(Excerpts from an interface dataset)
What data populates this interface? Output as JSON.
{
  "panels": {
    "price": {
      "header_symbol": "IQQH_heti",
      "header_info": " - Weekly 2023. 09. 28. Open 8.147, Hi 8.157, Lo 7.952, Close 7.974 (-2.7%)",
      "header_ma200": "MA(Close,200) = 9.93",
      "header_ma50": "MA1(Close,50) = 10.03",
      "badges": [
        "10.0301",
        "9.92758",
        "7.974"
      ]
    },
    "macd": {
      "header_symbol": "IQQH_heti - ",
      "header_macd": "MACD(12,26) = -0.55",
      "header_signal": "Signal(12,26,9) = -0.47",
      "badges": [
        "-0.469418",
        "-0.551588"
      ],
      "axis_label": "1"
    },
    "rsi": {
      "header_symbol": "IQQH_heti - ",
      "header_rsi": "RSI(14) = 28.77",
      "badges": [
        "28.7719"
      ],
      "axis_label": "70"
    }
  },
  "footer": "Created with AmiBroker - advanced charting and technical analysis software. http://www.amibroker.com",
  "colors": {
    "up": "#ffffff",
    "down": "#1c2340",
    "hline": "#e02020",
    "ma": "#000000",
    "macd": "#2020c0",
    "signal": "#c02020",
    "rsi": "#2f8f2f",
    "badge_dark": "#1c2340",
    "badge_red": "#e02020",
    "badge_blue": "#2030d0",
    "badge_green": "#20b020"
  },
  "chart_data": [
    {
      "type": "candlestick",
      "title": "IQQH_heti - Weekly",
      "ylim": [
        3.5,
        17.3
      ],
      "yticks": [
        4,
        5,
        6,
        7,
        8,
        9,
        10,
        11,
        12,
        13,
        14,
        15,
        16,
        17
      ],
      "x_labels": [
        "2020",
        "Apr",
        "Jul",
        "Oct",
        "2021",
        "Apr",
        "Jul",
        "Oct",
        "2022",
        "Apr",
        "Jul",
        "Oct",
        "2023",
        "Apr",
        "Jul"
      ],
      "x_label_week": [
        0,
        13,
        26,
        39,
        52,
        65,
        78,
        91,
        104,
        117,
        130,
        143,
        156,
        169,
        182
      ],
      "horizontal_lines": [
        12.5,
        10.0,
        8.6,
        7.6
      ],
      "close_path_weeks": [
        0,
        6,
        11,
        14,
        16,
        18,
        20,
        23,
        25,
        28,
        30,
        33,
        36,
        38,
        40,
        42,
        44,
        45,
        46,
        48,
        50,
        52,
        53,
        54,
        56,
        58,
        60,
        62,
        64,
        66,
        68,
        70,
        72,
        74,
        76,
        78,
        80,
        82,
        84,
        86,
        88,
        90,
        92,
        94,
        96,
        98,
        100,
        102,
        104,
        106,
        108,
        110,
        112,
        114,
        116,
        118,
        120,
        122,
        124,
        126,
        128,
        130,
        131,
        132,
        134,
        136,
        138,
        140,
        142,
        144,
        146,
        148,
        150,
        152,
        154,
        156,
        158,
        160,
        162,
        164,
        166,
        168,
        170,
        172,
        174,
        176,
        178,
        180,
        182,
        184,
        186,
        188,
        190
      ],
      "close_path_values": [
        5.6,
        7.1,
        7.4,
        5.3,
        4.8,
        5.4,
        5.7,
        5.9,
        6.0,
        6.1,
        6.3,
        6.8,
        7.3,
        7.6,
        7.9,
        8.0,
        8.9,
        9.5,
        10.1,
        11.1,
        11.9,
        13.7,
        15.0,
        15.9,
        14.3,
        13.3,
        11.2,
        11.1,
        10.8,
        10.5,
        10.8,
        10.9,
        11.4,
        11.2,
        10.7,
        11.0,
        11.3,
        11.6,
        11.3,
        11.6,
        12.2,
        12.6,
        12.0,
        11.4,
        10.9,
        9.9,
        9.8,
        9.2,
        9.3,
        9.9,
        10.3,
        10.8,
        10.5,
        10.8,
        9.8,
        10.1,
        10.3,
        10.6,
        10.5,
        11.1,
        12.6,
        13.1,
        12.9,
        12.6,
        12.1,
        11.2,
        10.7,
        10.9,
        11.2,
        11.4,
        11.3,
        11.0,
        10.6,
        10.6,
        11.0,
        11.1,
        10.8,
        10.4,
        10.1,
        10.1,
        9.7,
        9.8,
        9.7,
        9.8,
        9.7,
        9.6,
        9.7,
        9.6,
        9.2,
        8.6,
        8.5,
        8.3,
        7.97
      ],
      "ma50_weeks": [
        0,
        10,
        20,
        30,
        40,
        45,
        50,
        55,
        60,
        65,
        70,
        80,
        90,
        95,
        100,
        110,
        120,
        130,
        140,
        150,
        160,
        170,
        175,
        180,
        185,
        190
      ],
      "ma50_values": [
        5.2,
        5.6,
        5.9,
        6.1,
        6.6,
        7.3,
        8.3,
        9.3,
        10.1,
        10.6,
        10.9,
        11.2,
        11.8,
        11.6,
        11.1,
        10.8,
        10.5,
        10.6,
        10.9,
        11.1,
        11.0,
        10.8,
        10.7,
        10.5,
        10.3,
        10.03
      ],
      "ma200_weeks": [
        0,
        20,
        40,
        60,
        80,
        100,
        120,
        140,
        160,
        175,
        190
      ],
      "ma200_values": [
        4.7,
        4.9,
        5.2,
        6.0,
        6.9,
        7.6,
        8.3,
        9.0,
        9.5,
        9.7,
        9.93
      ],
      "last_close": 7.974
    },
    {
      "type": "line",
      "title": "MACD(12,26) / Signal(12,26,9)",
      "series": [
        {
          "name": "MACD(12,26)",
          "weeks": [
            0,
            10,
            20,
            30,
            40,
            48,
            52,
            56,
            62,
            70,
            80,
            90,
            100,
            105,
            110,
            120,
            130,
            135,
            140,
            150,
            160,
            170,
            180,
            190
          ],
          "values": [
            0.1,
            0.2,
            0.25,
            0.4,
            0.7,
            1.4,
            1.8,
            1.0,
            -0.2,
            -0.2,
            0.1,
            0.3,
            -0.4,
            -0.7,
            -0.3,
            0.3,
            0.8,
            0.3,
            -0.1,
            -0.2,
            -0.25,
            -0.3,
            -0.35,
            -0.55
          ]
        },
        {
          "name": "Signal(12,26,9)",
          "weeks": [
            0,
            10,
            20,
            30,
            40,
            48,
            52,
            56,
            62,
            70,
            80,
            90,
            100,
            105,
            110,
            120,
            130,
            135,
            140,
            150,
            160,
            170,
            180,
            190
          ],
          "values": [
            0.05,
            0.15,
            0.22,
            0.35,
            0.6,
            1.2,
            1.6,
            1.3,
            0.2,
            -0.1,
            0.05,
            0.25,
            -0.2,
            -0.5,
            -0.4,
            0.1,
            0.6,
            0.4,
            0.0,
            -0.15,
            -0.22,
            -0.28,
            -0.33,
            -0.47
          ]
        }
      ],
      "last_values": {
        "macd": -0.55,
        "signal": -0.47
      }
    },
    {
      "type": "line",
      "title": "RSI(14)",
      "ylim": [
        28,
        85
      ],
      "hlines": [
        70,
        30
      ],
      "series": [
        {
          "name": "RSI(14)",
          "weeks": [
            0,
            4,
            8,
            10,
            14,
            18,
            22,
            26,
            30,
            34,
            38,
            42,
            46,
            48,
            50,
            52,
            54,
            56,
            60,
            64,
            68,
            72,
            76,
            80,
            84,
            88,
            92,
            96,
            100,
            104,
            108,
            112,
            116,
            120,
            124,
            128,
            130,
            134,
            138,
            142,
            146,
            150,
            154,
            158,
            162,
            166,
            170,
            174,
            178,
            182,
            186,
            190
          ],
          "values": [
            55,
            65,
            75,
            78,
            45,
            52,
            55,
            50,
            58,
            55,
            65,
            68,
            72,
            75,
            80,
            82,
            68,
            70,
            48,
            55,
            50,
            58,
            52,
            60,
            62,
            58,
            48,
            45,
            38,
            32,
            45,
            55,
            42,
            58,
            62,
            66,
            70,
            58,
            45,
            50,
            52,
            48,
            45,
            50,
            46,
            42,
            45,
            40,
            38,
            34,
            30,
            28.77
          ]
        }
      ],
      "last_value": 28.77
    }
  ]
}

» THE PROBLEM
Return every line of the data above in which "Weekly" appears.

» SOLUTION
      "header_info": " - Weekly 2023. 09. 28. Open 8.147, Hi 8.157, Lo 7.952, Close 7.974 (-2.7%)",
      "title": "IQQH_heti - Weekly",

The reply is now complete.